**Description of the task:** State how many lines of the records contain the string "Disallowed", and give no other information.
+++++
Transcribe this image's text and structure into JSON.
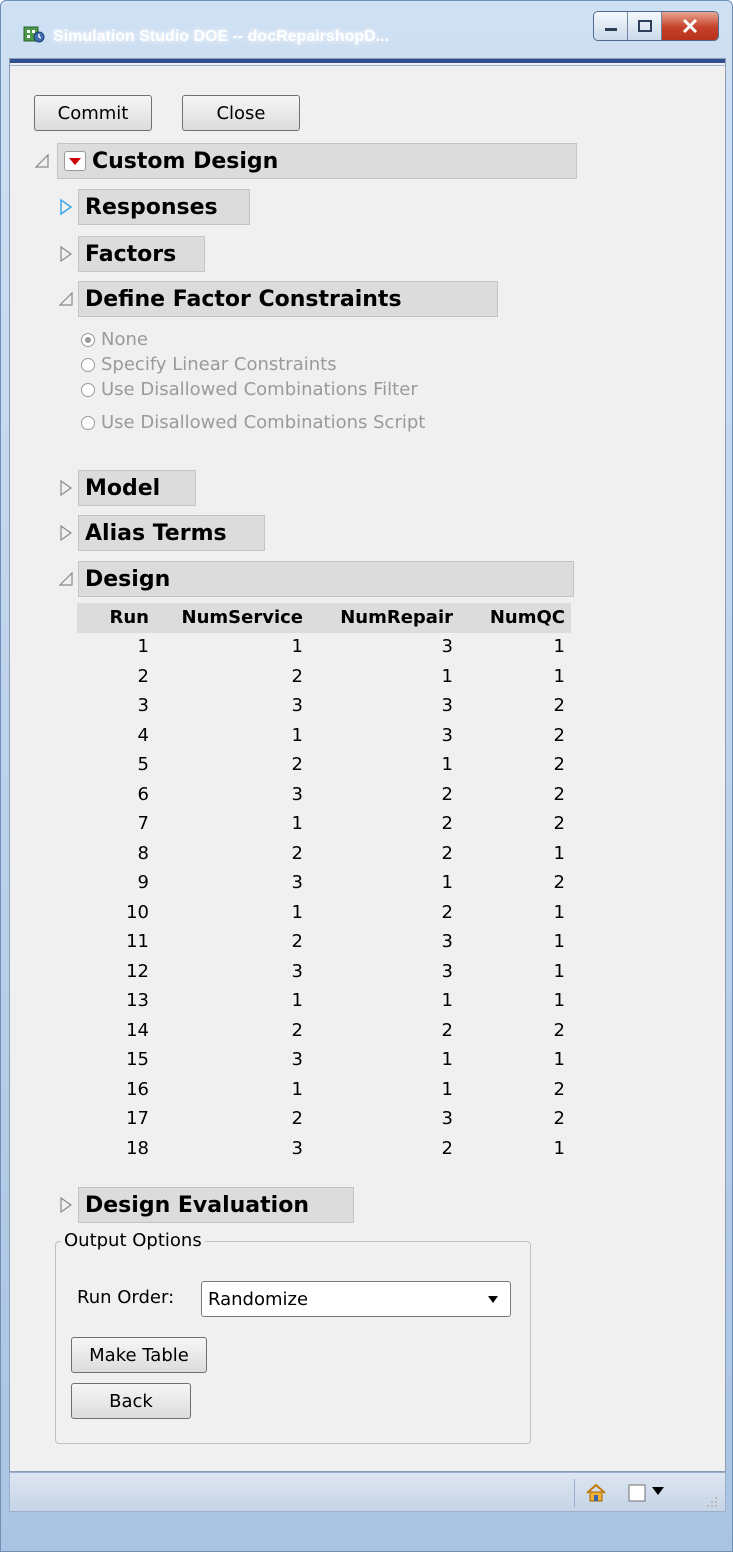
{
  "window": {
    "title": "Simulation Studio DOE -- docRepairshopD...",
    "controls": [
      "minimize",
      "maximize",
      "close"
    ],
    "accent": "#2f4f8f"
  },
  "toolbar": {
    "commit_label": "Commit",
    "close_label": "Close"
  },
  "outline": {
    "custom_design": "Custom Design",
    "responses": "Responses",
    "factors": "Factors",
    "define_factor_constraints": "Define Factor Constraints",
    "constraint_options": [
      {
        "label": "None",
        "selected": true
      },
      {
        "label": "Specify Linear Constraints",
        "selected": false
      },
      {
        "label": "Use Disallowed Combinations Filter",
        "selected": false
      },
      {
        "label": "Use Disallowed Combinations Script",
        "selected": false
      }
    ],
    "model": "Model",
    "alias_terms": "Alias Terms",
    "design": "Design",
    "design_evaluation": "Design Evaluation"
  },
  "design_table": {
    "columns": [
      "Run",
      "NumService",
      "NumRepair",
      "NumQC"
    ],
    "rows": [
      [
        "1",
        "1",
        "3",
        "1"
      ],
      [
        "2",
        "2",
        "1",
        "1"
      ],
      [
        "3",
        "3",
        "3",
        "2"
      ],
      [
        "4",
        "1",
        "3",
        "2"
      ],
      [
        "5",
        "2",
        "1",
        "2"
      ],
      [
        "6",
        "3",
        "2",
        "2"
      ],
      [
        "7",
        "1",
        "2",
        "2"
      ],
      [
        "8",
        "2",
        "2",
        "1"
      ],
      [
        "9",
        "3",
        "1",
        "2"
      ],
      [
        "10",
        "1",
        "2",
        "1"
      ],
      [
        "11",
        "2",
        "3",
        "1"
      ],
      [
        "12",
        "3",
        "3",
        "1"
      ],
      [
        "13",
        "1",
        "1",
        "1"
      ],
      [
        "14",
        "2",
        "2",
        "2"
      ],
      [
        "15",
        "3",
        "1",
        "1"
      ],
      [
        "16",
        "1",
        "1",
        "2"
      ],
      [
        "17",
        "2",
        "3",
        "2"
      ],
      [
        "18",
        "3",
        "2",
        "1"
      ]
    ]
  },
  "output_options": {
    "title": "Output Options",
    "run_order_label": "Run Order:",
    "run_order_value": "Randomize",
    "make_table_label": "Make Table",
    "back_label": "Back"
  },
  "statusbar": {
    "icons": [
      "home-icon",
      "checkbox-icon",
      "dropdown-arrow-icon",
      "resize-grip-icon"
    ]
  }
}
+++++
**Final answer:** 2